PROBLEM TO SOLVE.
For the data below, work out the number of lines containing the string "this" and answer with that number only.
Content starts
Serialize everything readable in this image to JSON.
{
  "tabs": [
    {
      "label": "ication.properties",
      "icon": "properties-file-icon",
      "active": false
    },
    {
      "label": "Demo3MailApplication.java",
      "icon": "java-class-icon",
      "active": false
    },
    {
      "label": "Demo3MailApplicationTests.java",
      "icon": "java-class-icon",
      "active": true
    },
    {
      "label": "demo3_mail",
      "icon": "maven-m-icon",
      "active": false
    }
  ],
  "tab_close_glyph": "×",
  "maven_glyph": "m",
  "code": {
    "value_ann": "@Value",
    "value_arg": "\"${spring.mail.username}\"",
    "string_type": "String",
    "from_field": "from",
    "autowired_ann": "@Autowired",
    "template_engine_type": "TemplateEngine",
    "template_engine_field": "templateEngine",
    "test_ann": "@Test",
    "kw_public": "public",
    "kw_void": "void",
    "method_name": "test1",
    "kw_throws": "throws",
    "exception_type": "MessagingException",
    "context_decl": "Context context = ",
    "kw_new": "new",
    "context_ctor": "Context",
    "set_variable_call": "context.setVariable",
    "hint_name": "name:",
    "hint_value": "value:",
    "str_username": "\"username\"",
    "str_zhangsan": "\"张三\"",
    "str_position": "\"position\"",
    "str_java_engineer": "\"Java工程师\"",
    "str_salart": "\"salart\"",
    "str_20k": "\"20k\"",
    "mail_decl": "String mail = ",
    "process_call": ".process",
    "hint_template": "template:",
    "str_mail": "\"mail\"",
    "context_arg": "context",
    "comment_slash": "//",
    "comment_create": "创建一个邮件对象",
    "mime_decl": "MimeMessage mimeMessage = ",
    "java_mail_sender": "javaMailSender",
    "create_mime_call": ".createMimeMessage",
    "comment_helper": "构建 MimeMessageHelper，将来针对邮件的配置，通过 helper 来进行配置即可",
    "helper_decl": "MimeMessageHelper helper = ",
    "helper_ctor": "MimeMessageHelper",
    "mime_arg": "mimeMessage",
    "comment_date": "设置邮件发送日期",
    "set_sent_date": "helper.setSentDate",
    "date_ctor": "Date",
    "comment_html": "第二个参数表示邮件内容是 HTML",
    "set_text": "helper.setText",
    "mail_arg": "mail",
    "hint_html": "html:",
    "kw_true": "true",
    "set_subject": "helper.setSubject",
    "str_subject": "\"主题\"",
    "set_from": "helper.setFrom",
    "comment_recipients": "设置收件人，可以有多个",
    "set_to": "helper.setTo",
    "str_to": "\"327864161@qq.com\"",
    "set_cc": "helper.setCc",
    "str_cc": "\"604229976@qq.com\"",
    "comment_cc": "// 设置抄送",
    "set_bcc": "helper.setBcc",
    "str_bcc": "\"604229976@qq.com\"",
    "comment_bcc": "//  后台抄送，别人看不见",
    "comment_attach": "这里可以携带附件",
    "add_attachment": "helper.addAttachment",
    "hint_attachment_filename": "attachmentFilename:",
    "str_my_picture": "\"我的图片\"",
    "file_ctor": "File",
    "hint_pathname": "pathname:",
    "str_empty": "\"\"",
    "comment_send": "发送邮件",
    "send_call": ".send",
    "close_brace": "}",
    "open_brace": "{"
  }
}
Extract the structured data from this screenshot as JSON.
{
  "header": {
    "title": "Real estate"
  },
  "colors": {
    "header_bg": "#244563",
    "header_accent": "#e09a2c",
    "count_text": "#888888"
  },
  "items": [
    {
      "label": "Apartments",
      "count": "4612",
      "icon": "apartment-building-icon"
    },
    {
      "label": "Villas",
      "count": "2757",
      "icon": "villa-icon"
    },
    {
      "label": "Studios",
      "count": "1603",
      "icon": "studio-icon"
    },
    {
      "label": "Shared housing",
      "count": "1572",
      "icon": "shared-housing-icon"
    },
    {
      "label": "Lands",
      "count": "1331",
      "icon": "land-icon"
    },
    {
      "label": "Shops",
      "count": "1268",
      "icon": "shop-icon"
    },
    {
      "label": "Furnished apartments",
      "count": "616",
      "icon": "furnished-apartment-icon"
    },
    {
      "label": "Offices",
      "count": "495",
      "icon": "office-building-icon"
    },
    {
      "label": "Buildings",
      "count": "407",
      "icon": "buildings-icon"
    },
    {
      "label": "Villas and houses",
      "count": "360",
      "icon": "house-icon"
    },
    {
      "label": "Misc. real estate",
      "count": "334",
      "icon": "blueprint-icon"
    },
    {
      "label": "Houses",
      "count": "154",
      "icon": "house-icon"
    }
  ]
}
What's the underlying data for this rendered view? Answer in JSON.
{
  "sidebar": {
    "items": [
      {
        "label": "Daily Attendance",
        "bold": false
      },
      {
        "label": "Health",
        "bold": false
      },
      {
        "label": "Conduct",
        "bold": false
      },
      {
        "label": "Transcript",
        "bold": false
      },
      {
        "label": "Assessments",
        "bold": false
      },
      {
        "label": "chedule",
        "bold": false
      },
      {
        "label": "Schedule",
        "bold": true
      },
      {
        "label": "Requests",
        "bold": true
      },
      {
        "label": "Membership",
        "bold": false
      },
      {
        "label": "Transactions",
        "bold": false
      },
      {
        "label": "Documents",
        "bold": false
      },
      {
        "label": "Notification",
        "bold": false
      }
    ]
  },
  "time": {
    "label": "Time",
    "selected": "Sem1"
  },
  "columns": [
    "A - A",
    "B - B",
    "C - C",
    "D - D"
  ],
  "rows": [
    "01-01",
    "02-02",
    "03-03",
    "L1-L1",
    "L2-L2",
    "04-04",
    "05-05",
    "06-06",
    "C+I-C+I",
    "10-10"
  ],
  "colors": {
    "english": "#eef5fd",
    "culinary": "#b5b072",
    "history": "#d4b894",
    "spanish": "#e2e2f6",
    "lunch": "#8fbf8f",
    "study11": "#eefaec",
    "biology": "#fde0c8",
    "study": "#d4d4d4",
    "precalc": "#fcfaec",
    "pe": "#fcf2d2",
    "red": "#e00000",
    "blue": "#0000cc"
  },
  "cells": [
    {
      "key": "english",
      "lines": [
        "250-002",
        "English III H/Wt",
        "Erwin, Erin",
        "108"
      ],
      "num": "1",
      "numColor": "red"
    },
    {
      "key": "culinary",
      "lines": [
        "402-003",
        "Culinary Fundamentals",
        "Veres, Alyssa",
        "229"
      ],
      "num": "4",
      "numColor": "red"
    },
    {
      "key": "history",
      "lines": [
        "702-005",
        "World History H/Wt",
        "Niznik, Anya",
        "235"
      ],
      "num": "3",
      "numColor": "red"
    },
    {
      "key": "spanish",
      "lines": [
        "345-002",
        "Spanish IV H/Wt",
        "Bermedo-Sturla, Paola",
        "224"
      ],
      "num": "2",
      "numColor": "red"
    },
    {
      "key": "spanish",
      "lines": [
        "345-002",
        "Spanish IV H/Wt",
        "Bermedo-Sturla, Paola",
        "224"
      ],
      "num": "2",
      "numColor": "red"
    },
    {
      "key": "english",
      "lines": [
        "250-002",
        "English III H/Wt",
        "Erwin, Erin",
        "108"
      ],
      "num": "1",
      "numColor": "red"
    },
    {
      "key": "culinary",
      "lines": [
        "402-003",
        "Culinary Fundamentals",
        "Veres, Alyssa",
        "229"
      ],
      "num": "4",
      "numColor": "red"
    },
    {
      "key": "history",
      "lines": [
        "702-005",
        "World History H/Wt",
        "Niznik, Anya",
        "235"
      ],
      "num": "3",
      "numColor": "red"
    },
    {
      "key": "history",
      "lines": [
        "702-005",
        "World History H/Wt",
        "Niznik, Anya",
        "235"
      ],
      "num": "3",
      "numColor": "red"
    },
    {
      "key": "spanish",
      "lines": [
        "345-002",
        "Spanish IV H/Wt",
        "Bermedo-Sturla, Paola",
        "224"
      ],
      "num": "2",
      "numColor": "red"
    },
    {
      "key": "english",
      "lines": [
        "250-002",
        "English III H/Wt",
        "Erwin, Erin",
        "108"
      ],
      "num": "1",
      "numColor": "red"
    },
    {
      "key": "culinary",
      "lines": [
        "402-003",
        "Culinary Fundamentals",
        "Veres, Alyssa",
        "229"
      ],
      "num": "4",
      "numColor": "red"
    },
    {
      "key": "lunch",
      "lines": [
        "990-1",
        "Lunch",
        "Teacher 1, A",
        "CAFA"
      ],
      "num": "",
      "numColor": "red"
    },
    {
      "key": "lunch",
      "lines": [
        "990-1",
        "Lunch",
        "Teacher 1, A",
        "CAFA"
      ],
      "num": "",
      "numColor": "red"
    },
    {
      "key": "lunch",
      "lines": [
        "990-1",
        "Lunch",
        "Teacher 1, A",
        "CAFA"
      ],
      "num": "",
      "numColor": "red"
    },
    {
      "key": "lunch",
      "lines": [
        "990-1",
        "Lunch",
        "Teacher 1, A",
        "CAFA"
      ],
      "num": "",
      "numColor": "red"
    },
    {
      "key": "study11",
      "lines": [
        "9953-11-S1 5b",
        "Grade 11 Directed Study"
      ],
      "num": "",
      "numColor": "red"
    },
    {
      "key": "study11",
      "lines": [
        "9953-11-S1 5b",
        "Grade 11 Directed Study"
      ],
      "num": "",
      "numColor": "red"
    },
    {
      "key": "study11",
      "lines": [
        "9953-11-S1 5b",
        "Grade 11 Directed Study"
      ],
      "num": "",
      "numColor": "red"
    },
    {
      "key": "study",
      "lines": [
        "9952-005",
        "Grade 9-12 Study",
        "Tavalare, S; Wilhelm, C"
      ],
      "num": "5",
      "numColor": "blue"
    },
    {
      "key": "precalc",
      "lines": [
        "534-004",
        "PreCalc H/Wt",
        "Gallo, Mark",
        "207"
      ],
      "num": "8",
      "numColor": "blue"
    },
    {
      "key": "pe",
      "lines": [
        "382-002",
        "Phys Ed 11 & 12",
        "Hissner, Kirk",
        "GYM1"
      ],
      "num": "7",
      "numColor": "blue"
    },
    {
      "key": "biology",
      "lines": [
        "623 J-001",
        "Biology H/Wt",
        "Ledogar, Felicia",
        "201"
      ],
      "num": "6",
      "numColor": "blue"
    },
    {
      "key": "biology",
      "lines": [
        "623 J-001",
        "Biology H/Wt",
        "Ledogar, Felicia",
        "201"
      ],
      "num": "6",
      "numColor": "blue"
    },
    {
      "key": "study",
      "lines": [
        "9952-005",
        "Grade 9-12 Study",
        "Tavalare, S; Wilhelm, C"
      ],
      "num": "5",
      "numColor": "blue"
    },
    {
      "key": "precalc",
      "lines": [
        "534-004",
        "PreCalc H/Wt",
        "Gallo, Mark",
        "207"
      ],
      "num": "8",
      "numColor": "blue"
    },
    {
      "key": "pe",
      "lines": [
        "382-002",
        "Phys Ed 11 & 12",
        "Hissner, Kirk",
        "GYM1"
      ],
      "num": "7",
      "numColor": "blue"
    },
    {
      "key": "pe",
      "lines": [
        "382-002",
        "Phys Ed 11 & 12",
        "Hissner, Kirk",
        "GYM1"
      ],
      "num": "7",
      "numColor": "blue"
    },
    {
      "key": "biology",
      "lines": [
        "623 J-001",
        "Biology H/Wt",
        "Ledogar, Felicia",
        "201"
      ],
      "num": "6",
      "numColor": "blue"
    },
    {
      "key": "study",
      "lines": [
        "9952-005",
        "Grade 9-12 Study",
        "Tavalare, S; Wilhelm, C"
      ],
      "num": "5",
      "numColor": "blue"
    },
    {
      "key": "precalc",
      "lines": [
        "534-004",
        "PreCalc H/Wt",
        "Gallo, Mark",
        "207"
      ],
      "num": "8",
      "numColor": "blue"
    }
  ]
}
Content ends
SOLUTION TO THE EXERCISE.
3